- [Supplied data]:
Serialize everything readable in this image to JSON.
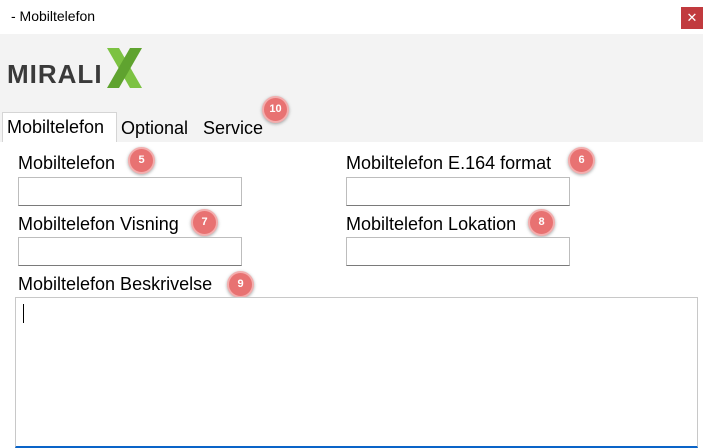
{
  "window": {
    "title": "- Mobiltelefon",
    "close_label": "✕"
  },
  "logo": {
    "text": "MIRALIX",
    "brand_color": "#3a3a3a",
    "accent_color": "#7cc242"
  },
  "tabs": [
    {
      "label": "Mobiltelefon",
      "active": true
    },
    {
      "label": "Optional",
      "active": false
    },
    {
      "label": "Service",
      "active": false,
      "badge": "10"
    }
  ],
  "form": {
    "mobile": {
      "label": "Mobiltelefon",
      "badge": "5",
      "value": ""
    },
    "e164": {
      "label": "Mobiltelefon E.164 format",
      "badge": "6",
      "value": ""
    },
    "display": {
      "label": "Mobiltelefon Visning",
      "badge": "7",
      "value": ""
    },
    "location": {
      "label": "Mobiltelefon Lokation",
      "badge": "8",
      "value": ""
    },
    "description": {
      "label": "Mobiltelefon Beskrivelse",
      "badge": "9",
      "value": ""
    }
  },
  "colors": {
    "badge": "#e87272",
    "close": "#c13a3e",
    "focus": "#0a64c8"
  }
}
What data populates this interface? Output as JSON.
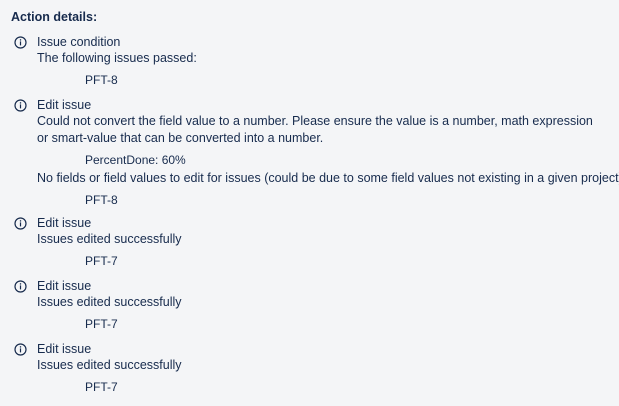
{
  "heading": "Action details:",
  "entries": [
    {
      "title": "Issue condition",
      "message": "The following issues passed:",
      "item": "PFT-8"
    },
    {
      "title": "Edit issue",
      "message": "Could not convert the field value to a number. Please ensure the value is a number, math expression or smart-value that can be converted into a number.",
      "item": "PercentDone: 60%",
      "message2": "No fields or field values to edit for issues (could be due to some field values not existing in a given project):",
      "item2": "PFT-8"
    },
    {
      "title": "Edit issue",
      "message": "Issues edited successfully",
      "item": "PFT-7"
    },
    {
      "title": "Edit issue",
      "message": "Issues edited successfully",
      "item": "PFT-7"
    },
    {
      "title": "Edit issue",
      "message": "Issues edited successfully",
      "item": "PFT-7"
    }
  ]
}
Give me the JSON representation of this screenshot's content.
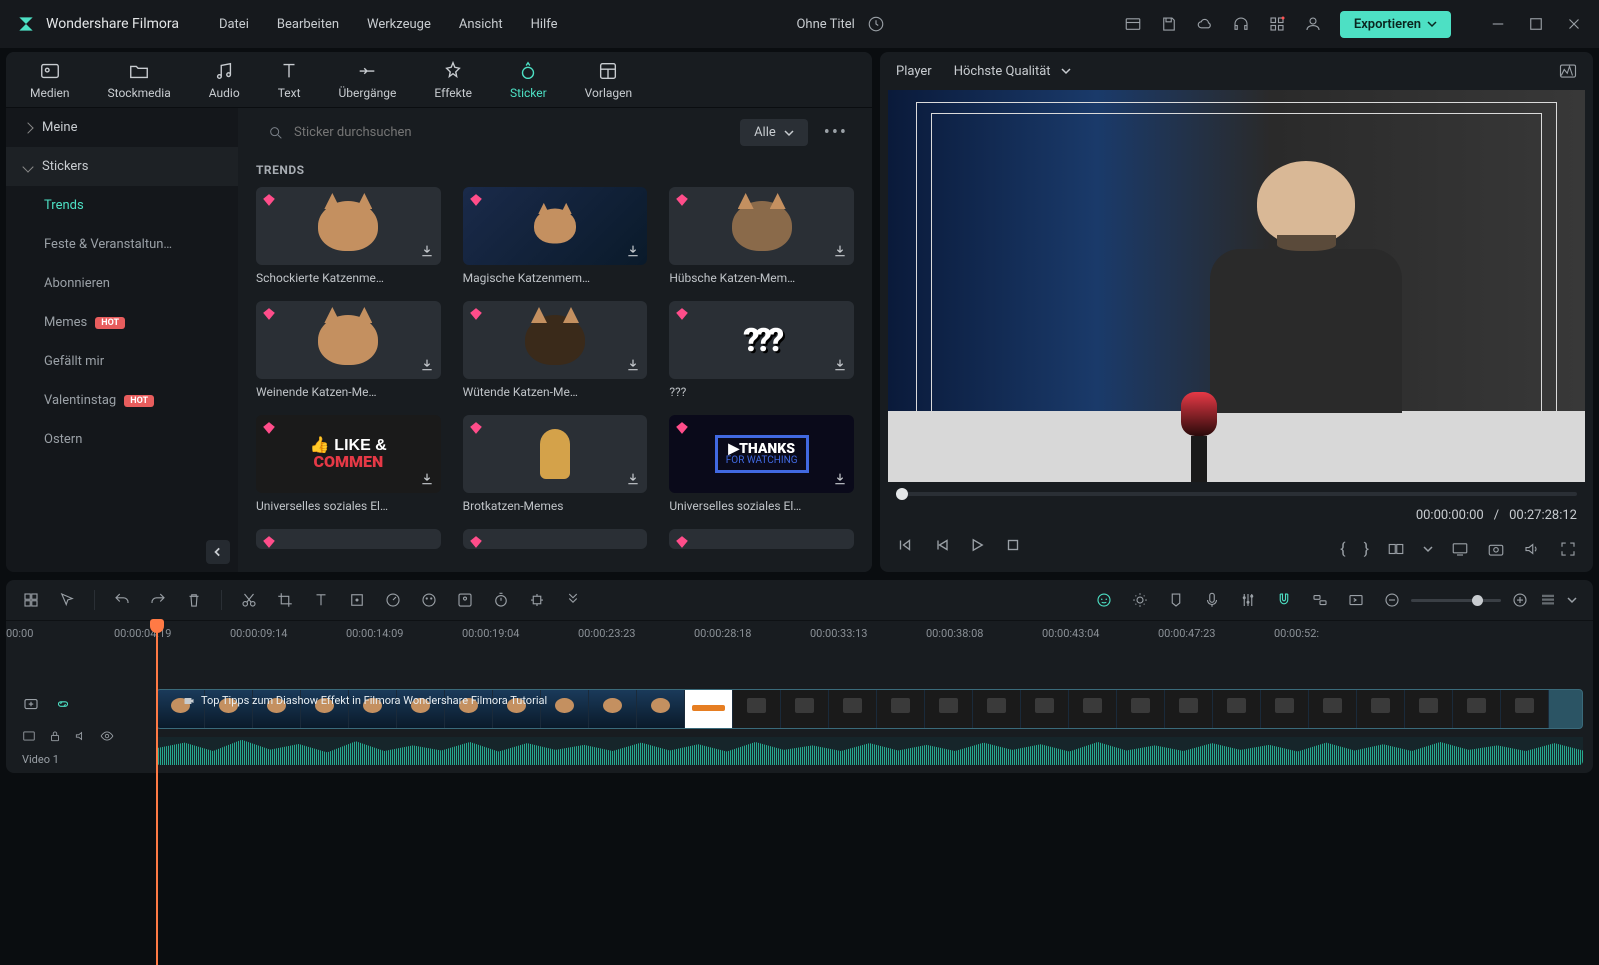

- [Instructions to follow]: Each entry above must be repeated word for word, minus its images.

- [Response]:
Serialize everything readable in this image to JSON.
{
  "window": {
    "title": "- Mobiltelefon",
    "close_label": "✕"
  },
  "logo": {
    "text": "MIRALIX",
    "brand_color": "#3a3a3a",
    "accent_color": "#7cc242"
  },
  "tabs": [
    {
      "label": "Mobiltelefon",
      "active": true
    },
    {
      "label": "Optional",
      "active": false
    },
    {
      "label": "Service",
      "active": false,
      "badge": "10"
    }
  ],
  "form": {
    "mobile": {
      "label": "Mobiltelefon",
      "badge": "5",
      "value": ""
    },
    "e164": {
      "label": "Mobiltelefon E.164 format",
      "badge": "6",
      "value": ""
    },
    "display": {
      "label": "Mobiltelefon Visning",
      "badge": "7",
      "value": ""
    },
    "location": {
      "label": "Mobiltelefon Lokation",
      "badge": "8",
      "value": ""
    },
    "description": {
      "label": "Mobiltelefon Beskrivelse",
      "badge": "9",
      "value": ""
    }
  },
  "colors": {
    "badge": "#e87272",
    "close": "#c13a3e",
    "focus": "#0a64c8"
  }
}
What data populates this interface? Output as JSON.
{
  "heading": "Action details:",
  "entries": [
    {
      "title": "Issue condition",
      "message": "The following issues passed:",
      "item": "PFT-8"
    },
    {
      "title": "Edit issue",
      "message": "Could not convert the field value to a number. Please ensure the value is a number, math expression or smart-value that can be converted into a number.",
      "item": "PercentDone: 60%",
      "message2": "No fields or field values to edit for issues (could be due to some field values not existing in a given project):",
      "item2": "PFT-8"
    },
    {
      "title": "Edit issue",
      "message": "Issues edited successfully",
      "item": "PFT-7"
    },
    {
      "title": "Edit issue",
      "message": "Issues edited successfully",
      "item": "PFT-7"
    },
    {
      "title": "Edit issue",
      "message": "Issues edited successfully",
      "item": "PFT-7"
    }
  ]
}
Give me the JSON representation of this screenshot's content.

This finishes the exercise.